TAKING A SIDE
Hi, Rules Guy: My left-handed friend hit a ball that landed two feet left of a cart path. Out of bounds was marked five feet left of the path, so his ball was in the rough and in bounds but he was standing on the cart path. We thought he was entitled to relief of one club length, no closer to the hole. If he went one club length back, he still had a stance on the cart path. He claimed he could drop on the right side of the path. I disagreed because that would have been more than one club length away. He said he didn't have to play the ball standing on the path. I claimed that if he wanted to move to the right side of the path it would cost him a stroke. Which side is right?
— Ralph Richardi, Mill Valley, Calif.
The Rules side with your lefty friend. There is no maximum distance that you can go to find the nearest point of relief (NPR), no nearer the hole. The one club length applies only to the area where you can drop the ball after determining the NPR. If your friend's NPR was on the other side of the cart path, then he can play from there without any penalty. Next time make sure you follow the right path.
Rules Guy: On the ninth hole of my local course I hit a drive down the left side, which has a street running along it. My friend said that my ball might be OB, so I hit a provisional. I then found my first ball in the left rough. On this hole there are white stakes that end shortly after the tee box and don't appear again for about 120 yards. My friend said I was out of bounds because I had to line up the two stakes, even though they were 120 yards apart. I argued I was in bounds because there were no stakes anywhere near my ball and nothing noted on the scorecard. I couldn't seem to find anything in the rules book. Please help.
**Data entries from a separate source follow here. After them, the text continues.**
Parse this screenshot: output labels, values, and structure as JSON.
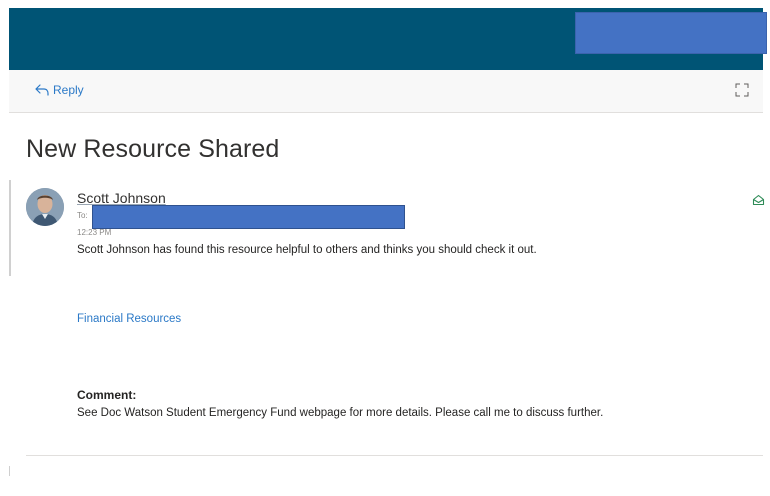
{
  "toolbar": {
    "reply_label": "Reply",
    "reply_icon": "reply-icon",
    "expand_icon": "expand-icon"
  },
  "message": {
    "subject": "New Resource Shared",
    "sender": "Scott Johnson",
    "to_label": "To:",
    "time": "12:23 PM",
    "body": "Scott Johnson has found this resource helpful to others and thinks you should check it out.",
    "link_text": "Financial Resources",
    "comment_label": "Comment:",
    "comment": "See Doc Watson Student Emergency Fund webpage for more details. Please call me to discuss further."
  },
  "colors": {
    "header": "#005475",
    "redaction": "#4472c4",
    "link": "#2b79c7",
    "read_icon": "#2e8b57"
  }
}
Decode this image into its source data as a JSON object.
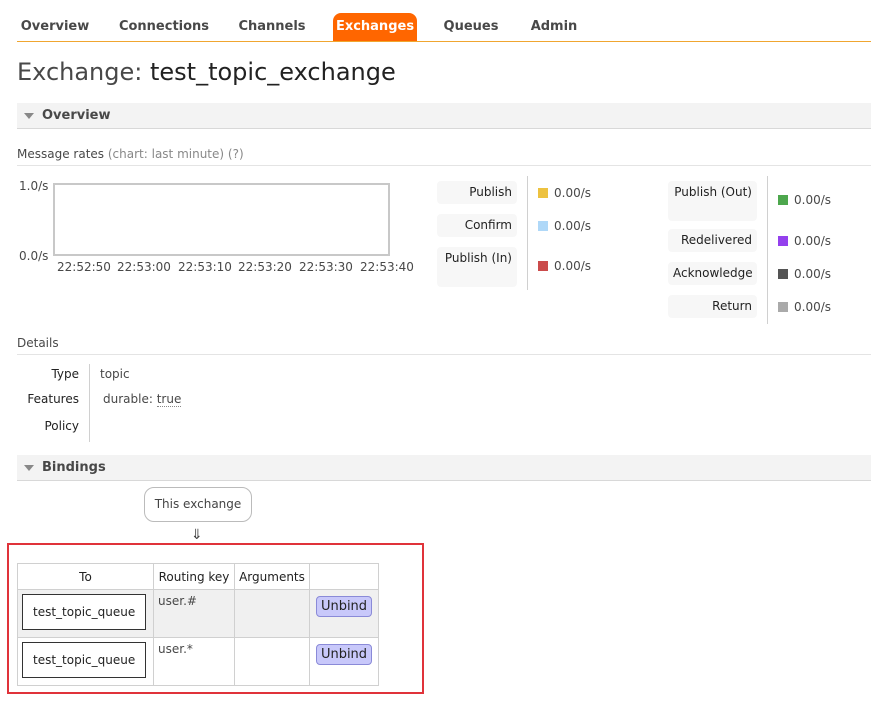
{
  "nav": {
    "tabs": [
      {
        "label": "Overview",
        "active": false
      },
      {
        "label": "Connections",
        "active": false
      },
      {
        "label": "Channels",
        "active": false
      },
      {
        "label": "Exchanges",
        "active": true
      },
      {
        "label": "Queues",
        "active": false
      },
      {
        "label": "Admin",
        "active": false
      }
    ],
    "accent_color": "#ff6600"
  },
  "page": {
    "title_prefix": "Exchange:",
    "exchange_name": "test_topic_exchange"
  },
  "overview": {
    "header": "Overview",
    "message_rates_label": "Message rates",
    "chart_note": "(chart: last minute)",
    "help": "(?)",
    "chart": {
      "y_max_label": "1.0/s",
      "y_min_label": "0.0/s",
      "x_ticks": [
        "22:52:50",
        "22:53:00",
        "22:53:10",
        "22:53:20",
        "22:53:30",
        "22:53:40"
      ]
    },
    "rates_left": [
      {
        "label": "Publish",
        "value": "0.00/s",
        "color": "#edc240"
      },
      {
        "label": "Confirm",
        "value": "0.00/s",
        "color": "#afd8f8"
      },
      {
        "label": "Publish (In)",
        "value": "0.00/s",
        "color": "#cb4b4b"
      }
    ],
    "rates_right": [
      {
        "label": "Publish (Out)",
        "value": "0.00/s",
        "color": "#4da74d"
      },
      {
        "label": "Redelivered",
        "value": "0.00/s",
        "color": "#9440ed"
      },
      {
        "label": "Acknowledge",
        "value": "0.00/s",
        "color": "#545454"
      },
      {
        "label": "Return",
        "value": "0.00/s",
        "color": "#aaaaaa"
      }
    ]
  },
  "details": {
    "header": "Details",
    "type_label": "Type",
    "type_value": "topic",
    "features_label": "Features",
    "features_key": "durable:",
    "features_value": "true",
    "policy_label": "Policy",
    "policy_value": ""
  },
  "bindings": {
    "header": "Bindings",
    "this_exchange": "This exchange",
    "arrow": "⇓",
    "columns": [
      "To",
      "Routing key",
      "Arguments",
      ""
    ],
    "rows": [
      {
        "to": "test_topic_queue",
        "routing_key": "user.#",
        "arguments": "",
        "action": "Unbind"
      },
      {
        "to": "test_topic_queue",
        "routing_key": "user.*",
        "arguments": "",
        "action": "Unbind"
      }
    ]
  }
}
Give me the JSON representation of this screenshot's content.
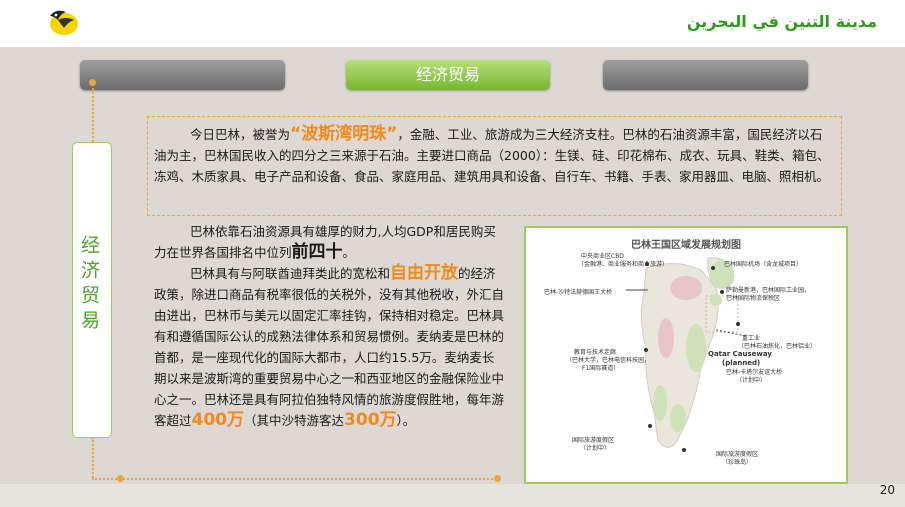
{
  "header": {
    "arabic_title": "مدينة التنين في البحرين",
    "logo_icon": "dragon-logo-icon"
  },
  "tabs": [
    {
      "label": ""
    },
    {
      "label": "经济贸易"
    },
    {
      "label": ""
    }
  ],
  "side_label": {
    "text": "经济贸易"
  },
  "paragraph1": {
    "pre": "今日巴林，被誉为",
    "highlight": "“波斯湾明珠”",
    "post": "，金融、工业、旅游成为三大经济支柱。巴林的石油资源丰富，国民经济以石油为主，巴林国民收入的四分之三来源于石油。主要进口商品（2000）：生镁、硅、印花棉布、成衣、玩具、鞋类、箱包、冻鸡、木质家具、电子产品和设备、食品、家庭用品、建筑用具和设备、自行车、书籍、手表、家用器皿、电脑、照相机。"
  },
  "paragraph2": {
    "a1": "巴林依靠石油资源具有雄厚的财力,人均GDP和居民购买力在世界各国排名中位列",
    "a_highlight": "前四十",
    "a2": "。",
    "b1": "巴林具有与阿联酋迪拜类此的宽松和",
    "b_highlight": "自由开放",
    "b2": "的经济政策，除进口商品有税率很低的关税外，没有其他税收，外汇自由进出，巴林币与美元以固定汇率挂钩，保持相对稳定。巴林具有和遵循国际公认的成熟法律体系和贸易惯例。麦纳麦是巴林的首都，是一座现代化的国际大都市，人口约15.5万。麦纳麦长期以来是波斯湾的重要贸易中心之一和西亚地区的金融保险业中心之一。巴林还是具有阿拉伯独特风情的旅游度假胜地，每年游客超过",
    "c_highlight": "400万",
    "c2": "（其中沙特游客达",
    "d_highlight": "300万",
    "d2": "）。"
  },
  "map": {
    "title": "巴林王国区域发展规划图",
    "labels": [
      "中央商业区CBD",
      "（金融港、商业服务和商业旅游）",
      "巴林国际机场（含龙城项目）",
      "巴林-沙特法赫德国王大桥",
      "萨勒曼新港，巴林国际工业园，",
      "巴林国际物流保税区",
      "重工业",
      "（巴林石油炼化，巴林铝业）",
      "教育与技术走廊",
      "（巴林大学，巴林电信科技园，",
      "F1国际赛道）",
      "Qatar Causeway",
      "(planned)",
      "巴林-卡塔尔友谊大桥",
      "（计划中）",
      "国际旅游度假区",
      "（计划中）",
      "国际旅游度假区",
      "（珍珠岛）"
    ]
  },
  "page_number": "20"
}
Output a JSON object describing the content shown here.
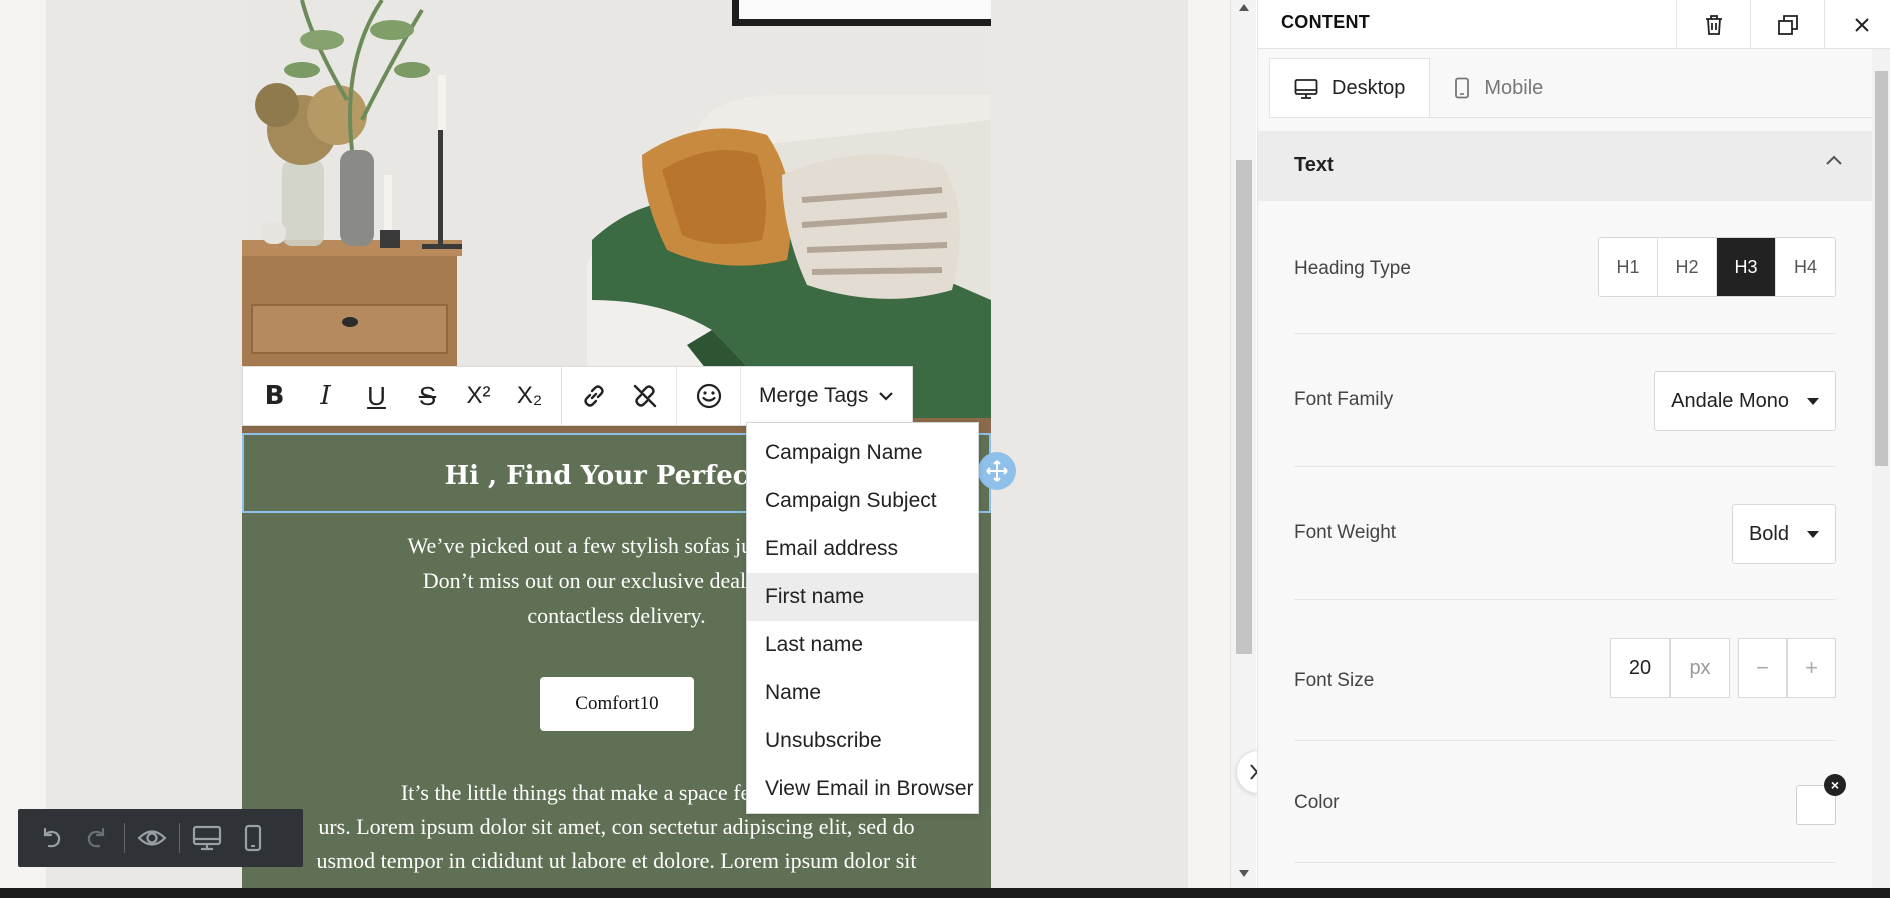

— Charles Centore, via e-mail
Oh, it's there all right—you just have to look in the right place: Section II. The definition of out of bounds (OB) states that when defined by stakes, OB is the inside edge of the stakes at ground level. A string run along the inside edge from stake to stake would determine if the ball was in bounds or not. It's possible that some of the stakes may be missing on a course, but in your case a straight line between the two stakes that were on the hole would determine the boundary. At least your provisional saved you from a long walk back to the tee box.
Mr. Rules Man: I hit my approach shot to a green with water in front of it. The ball hit the far side of the water hazard, bounced once, hit a goose, and then bounced into the water. None of my playing partners knew how to rule it, so I dropped a ball where my first ball hit the goose and finished the hole without a penalty. Was I right?
— Ken Rogge, via e-mail
What's bad for the goose is also not good for the golfer. Rule 19-1 says that it's a "rub of the green" when a ball deflects off an outside agency. You must play from where the ball comes to rest, unless it was deliberately deflected by the outside agency. Not likely in this case. Your choices would be to play the ball in the hazard or proceed under the water hazard rule (Rule 26) with a one-stroke penalty. Or only play when the geese head south. At least the green fees will be cheaper.
This article originally appeared in the November 2012 issue of Golf Magazine, on newstands now. Click here to subscribe to Golf Magazine and to learn about Golf Magazine All Access.